BSc (hons) in archaeology and material science and an MA in Creative Media Practice, specialising in the reasons people engage in online communities and the role of technology in creativity.
Researcher for the Centre for the History of Defence Electronics, exploring methods of methodologies for using oral histories in storytelling and interpretation.
Founding director of Marton House plc, leading UK learning and development consultancy with oversight of e-learning and the creation of our core learning technologies around mobile, performance management, assessment and management information. Worked on the strategy, design and implementation of mobile learning, social learning and blended learning solutions with many major organisations including Allianz, HSBC, RIM, Bank of America Merrill Lynch, Cigna and TK Maxx.
Design and delivery of sales academies for Allianz, HSBC, RBS and Barclays. Active blogger and thought leader in the fields of learning design with a focus on learning methodology and technology and how to create engagement with learners.
Exploring the World of Social Learning: A Practical Guide
We used to live in two worlds: the workplace, a formal and restricted environment, and the social world, which was unrestricted and expressive. These spaces were largely separate. But no more.
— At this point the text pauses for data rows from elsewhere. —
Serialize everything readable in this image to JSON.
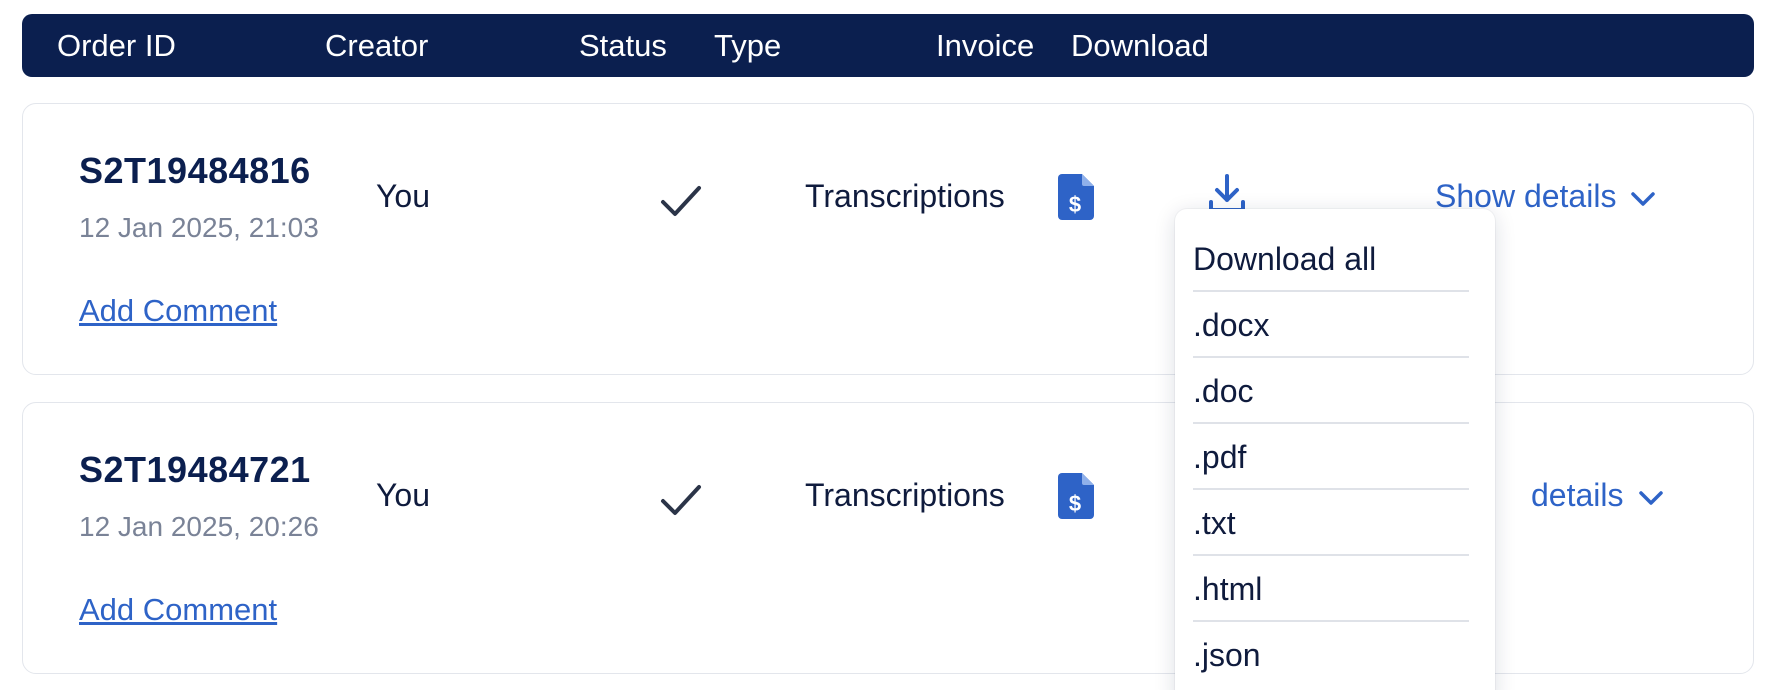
{
  "header": {
    "columns": [
      "Order ID",
      "Creator",
      "Status",
      "Type",
      "Invoice",
      "Download"
    ]
  },
  "orders": [
    {
      "order_id": "S2T19484816",
      "date": "12 Jan 2025, 21:03",
      "creator": "You",
      "status_icon": "check-icon",
      "type": "Transcriptions",
      "invoice_icon": "invoice-dollar-icon",
      "download_icon": "download-arrow-icon",
      "details_label": "Show details",
      "comment_label": "Add Comment"
    },
    {
      "order_id": "S2T19484721",
      "date": "12 Jan 2025, 20:26",
      "creator": "You",
      "status_icon": "check-icon",
      "type": "Transcriptions",
      "invoice_icon": "invoice-dollar-icon",
      "details_label": "details",
      "comment_label": "Add Comment"
    }
  ],
  "download_menu": {
    "items": [
      "Download all",
      ".docx",
      ".doc",
      ".pdf",
      ".txt",
      ".html",
      ".json"
    ]
  },
  "colors": {
    "header_bg": "#0b1f4f",
    "link": "#2e63c7",
    "icon_blue": "#2e63c7",
    "text_dark": "#0f1b3d",
    "text_muted": "#7a8397"
  }
}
There is no longer a formal and social divide, and instead we inhabit a grey space where we answer office emails from the bath and use Face book in meetings. That photograph of the holiday in Ibiza will haunt you in your next job interview and the post about how much you hate your boss has just gone global thanks to a misjudged retweet.
But what does social mean for learning? It’s an incredible opportunity to engage, but with great potential to get it wrong, and the technology alone will not guarantee success.
As mobile technology allows us to remain fully engaged in our communities wherever we are, as well as supporting the emergence of spontaneously emergent communities based on location or expertise, we need to understand both social and technological dynamics.
With underlying theory and practical examples, this session is suited for anyone who is curious about the social age of learning.